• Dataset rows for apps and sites
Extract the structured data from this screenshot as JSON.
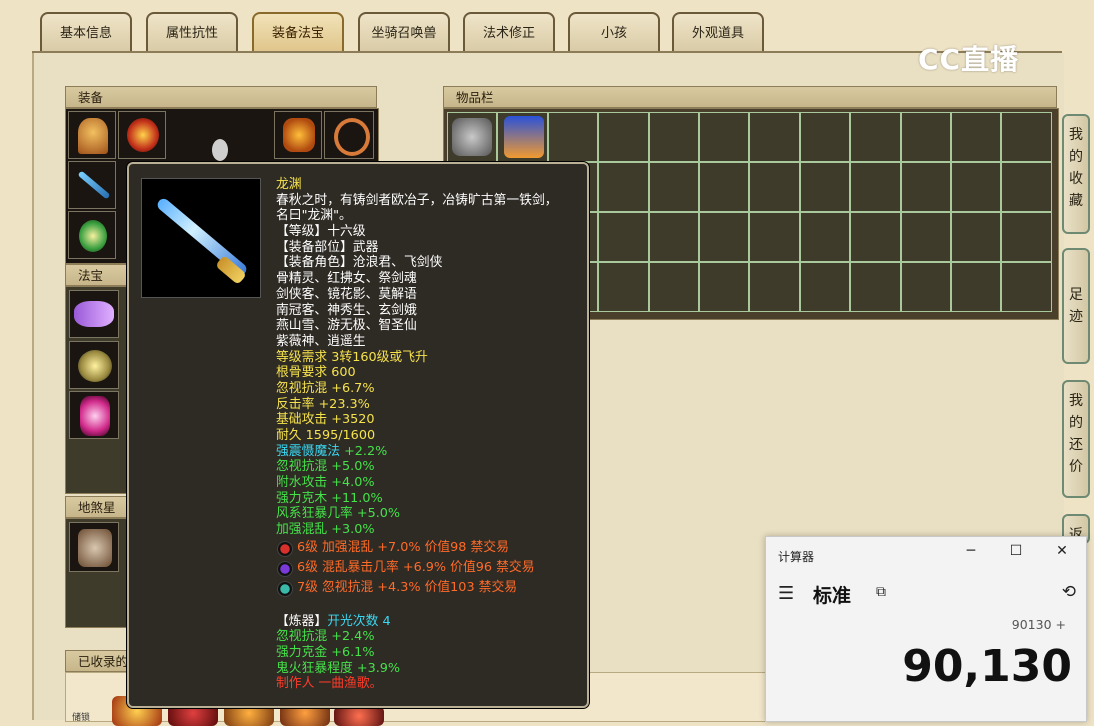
{
  "tabs": [
    "基本信息",
    "属性抗性",
    "装备法宝",
    "坐骑召唤兽",
    "法术修正",
    "小孩",
    "外观道具"
  ],
  "active_tab": "装备法宝",
  "sections": {
    "equipment": "装备",
    "inventory": "物品栏",
    "treasure": "法宝",
    "earth": "地煞星",
    "collected": "已收录的"
  },
  "side_tabs": [
    {
      "label": "我的收藏"
    },
    {
      "label": "足迹"
    },
    {
      "label": "我的还价"
    },
    {
      "label": "返"
    }
  ],
  "watermark": "CC直播",
  "tooltip": {
    "name": "龙渊",
    "desc": [
      "春秋之时，有铸剑者欧冶子，冶铸旷古第一铁剑，",
      "名曰\"龙渊\"。"
    ],
    "white_lines": [
      "【等级】十六级",
      "【装备部位】武器",
      "【装备角色】沧浪君、飞剑侠",
      "骨精灵、红拂女、祭剑魂",
      "剑侠客、镜花影、莫解语",
      "南冠客、神秀生、玄剑娥",
      "燕山雪、游无极、智圣仙",
      "紫薇神、逍遥生"
    ],
    "yellow_lines": [
      "等级需求 3转160级或飞升",
      "根骨要求 600",
      "忽视抗混 +6.7%",
      "反击率 +23.3%",
      "基础攻击 +3520",
      "耐久 1595/1600"
    ],
    "attr_lines": [
      {
        "name": "强震慑魔法",
        "value": "+2.2%",
        "color": "cyan"
      },
      {
        "name": "忽视抗混",
        "value": "+5.0%",
        "color": "green"
      },
      {
        "name": "附水攻击",
        "value": "+4.0%",
        "color": "green"
      },
      {
        "name": "强力克木",
        "value": "+11.0%",
        "color": "green"
      },
      {
        "name": "风系狂暴几率",
        "value": "+5.0%",
        "color": "green"
      },
      {
        "name": "加强混乱",
        "value": "+3.0%",
        "color": "green"
      }
    ],
    "gems": [
      {
        "text": "6级 加强混乱 +7.0% 价值98 禁交易",
        "color": "#d8302a"
      },
      {
        "text": "6级 混乱暴击几率 +6.9% 价值96 禁交易",
        "color": "#7a3ad8"
      },
      {
        "text": "7级 忽视抗混 +4.3% 价值103 禁交易",
        "color": "#3ab8a8"
      }
    ],
    "refine_label": "【炼器】",
    "refine_count": "开光次数 4",
    "refine_lines": [
      "忽视抗混 +2.4%",
      "强力克金 +6.1%",
      "鬼火狂暴程度 +3.9%"
    ],
    "maker": "制作人 一曲渔歌。"
  },
  "calculator": {
    "title": "计算器",
    "mode": "标准",
    "expression": "90130 +",
    "value": "90,130",
    "minimize": "─",
    "maximize": "☐",
    "close": "✕"
  },
  "collected_label_small": "储锁"
}
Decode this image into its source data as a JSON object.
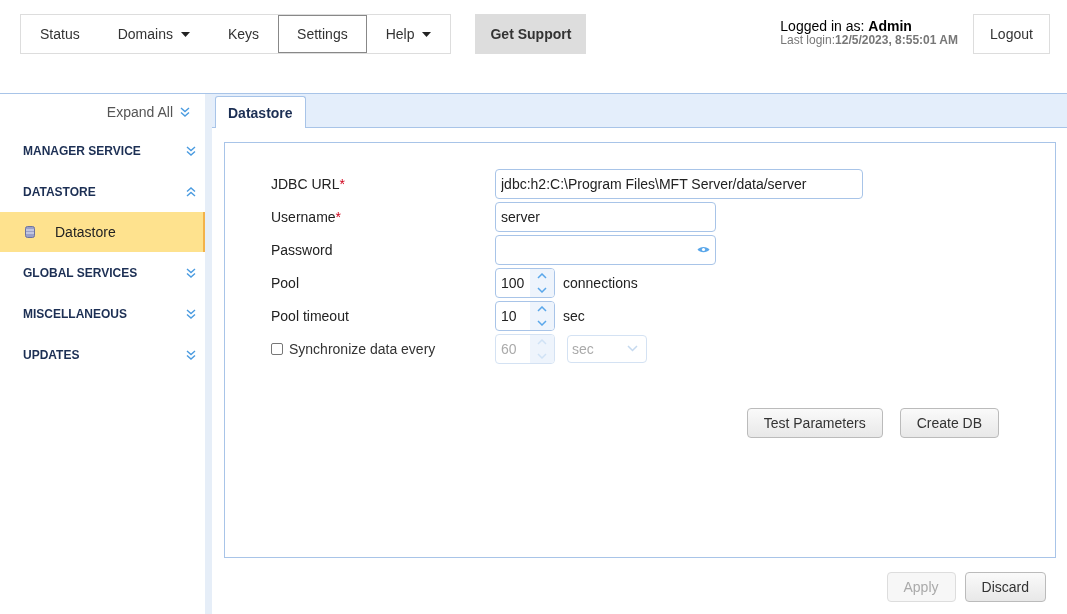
{
  "nav": {
    "items": [
      {
        "label": "Status",
        "selected": false,
        "dropdown": false
      },
      {
        "label": "Domains",
        "selected": false,
        "dropdown": true
      },
      {
        "label": "Keys",
        "selected": false,
        "dropdown": false
      },
      {
        "label": "Settings",
        "selected": true,
        "dropdown": false
      },
      {
        "label": "Help",
        "selected": false,
        "dropdown": true
      }
    ],
    "support_button": "Get Support"
  },
  "user": {
    "logged_in_label": "Logged in as:",
    "name": "Admin",
    "last_login_label": "Last login:",
    "last_login": "12/5/2023, 8:55:01 AM",
    "logout_button": "Logout"
  },
  "sidebar": {
    "expand_all": "Expand All",
    "sections": [
      {
        "label": "MANAGER SERVICE",
        "expanded": false
      },
      {
        "label": "DATASTORE",
        "expanded": true,
        "children": [
          {
            "label": "Datastore",
            "selected": true
          }
        ]
      },
      {
        "label": "GLOBAL SERVICES",
        "expanded": false
      },
      {
        "label": "MISCELLANEOUS",
        "expanded": false
      },
      {
        "label": "UPDATES",
        "expanded": false
      }
    ]
  },
  "tabs": [
    {
      "label": "Datastore",
      "selected": true
    }
  ],
  "form": {
    "fields": [
      {
        "kind": "url",
        "label": "JDBC URL",
        "required_mark": "*",
        "value": "jdbc:h2:C:\\Program Files\\MFT Server/data/server"
      },
      {
        "kind": "text",
        "label": "Username",
        "required_mark": "*",
        "value": "server"
      },
      {
        "kind": "password",
        "label": "Password"
      },
      {
        "kind": "number",
        "label": "Pool",
        "value": "100",
        "unit": "connections"
      },
      {
        "kind": "number",
        "label": "Pool timeout",
        "value": "10",
        "unit": "sec"
      },
      {
        "kind": "sync",
        "label": "Synchronize data every",
        "checked": false,
        "value": "60",
        "unit_select": "sec"
      }
    ],
    "buttons": [
      "Test Parameters",
      "Create DB"
    ]
  },
  "footer": {
    "buttons": [
      {
        "label": "Apply",
        "disabled": true
      },
      {
        "label": "Discard",
        "disabled": false
      }
    ]
  }
}
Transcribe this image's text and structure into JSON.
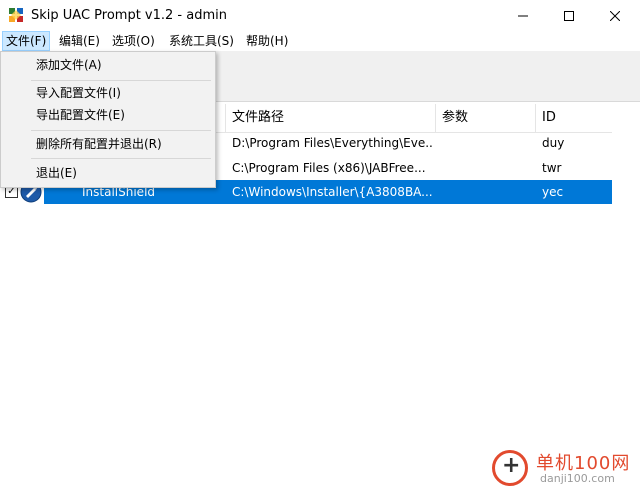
{
  "window": {
    "title": "Skip UAC Prompt v1.2 - admin",
    "app_icon": "skip-uac-app-icon",
    "controls": [
      "minimize-icon",
      "maximize-icon",
      "close-icon"
    ]
  },
  "menubar": {
    "items": [
      {
        "label": "文件(F)",
        "active": true
      },
      {
        "label": "编辑(E)"
      },
      {
        "label": "选项(O)"
      },
      {
        "label": "系统工具(S)"
      },
      {
        "label": "帮助(H)"
      }
    ]
  },
  "file_menu": {
    "items": [
      {
        "label": "添加文件(A)"
      },
      {
        "label": "导入配置文件(I)"
      },
      {
        "label": "导出配置文件(E)"
      },
      {
        "label": "删除所有配置并退出(R)"
      },
      {
        "label": "退出(E)"
      }
    ]
  },
  "list": {
    "headers": {
      "path": "文件路径",
      "params": "参数",
      "id": "ID"
    },
    "rows": [
      {
        "name": "",
        "path": "D:\\Program Files\\Everything\\Eve...",
        "params": "",
        "id": "duy"
      },
      {
        "name": "",
        "path": "C:\\Program Files (x86)\\JABFree...",
        "params": "",
        "id": "twr"
      },
      {
        "name": "InstallShield",
        "path": "C:\\Windows\\Installer\\{A3808BA...",
        "params": "",
        "id": "yec",
        "checked": true,
        "selected": true
      }
    ]
  },
  "watermark": {
    "title": "单机100网",
    "url": "danji100.com"
  },
  "colors": {
    "selection": "#0078d7",
    "menu_active": "#cce8ff",
    "watermark_red": "#e24a2e"
  }
}
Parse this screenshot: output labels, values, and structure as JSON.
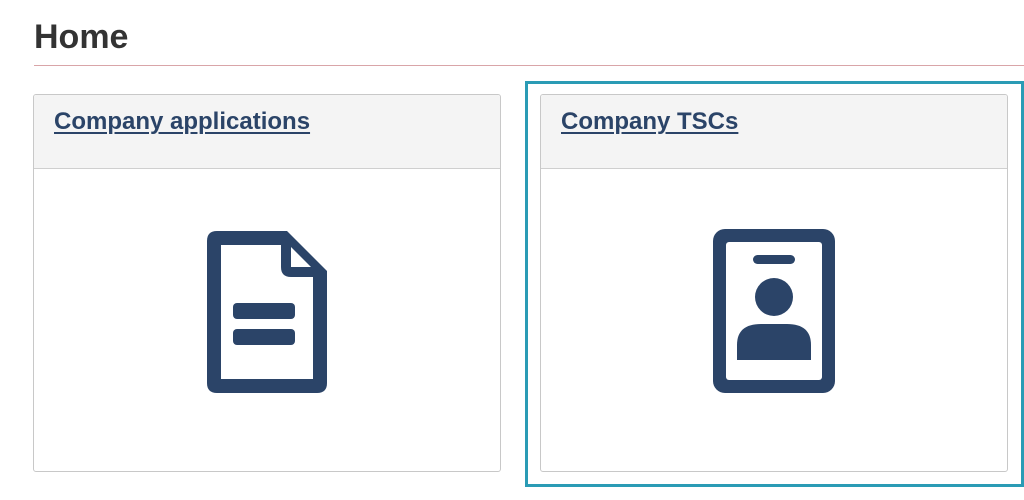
{
  "page": {
    "title": "Home"
  },
  "cards": [
    {
      "label": "Company applications",
      "icon": "document-icon"
    },
    {
      "label": "Company TSCs",
      "icon": "id-badge-icon"
    }
  ],
  "colors": {
    "title_text": "#333333",
    "link": "#2b4468",
    "icon": "#2b4468",
    "card_header_bg": "#f4f4f4",
    "card_border": "#c8c8c8",
    "focus_ring": "#2a9bb5",
    "title_rule": "#d9a5a8"
  }
}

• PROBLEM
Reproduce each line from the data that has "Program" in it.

• ANSWER BOX
        "value": "jdbc:h2:C:\\Program Files\\MFT Server/data/server"
        "path": "D:\\Program Files\\Everything\\Eve...",
        "path": "C:\\Program Files (x86)\\JABFree...",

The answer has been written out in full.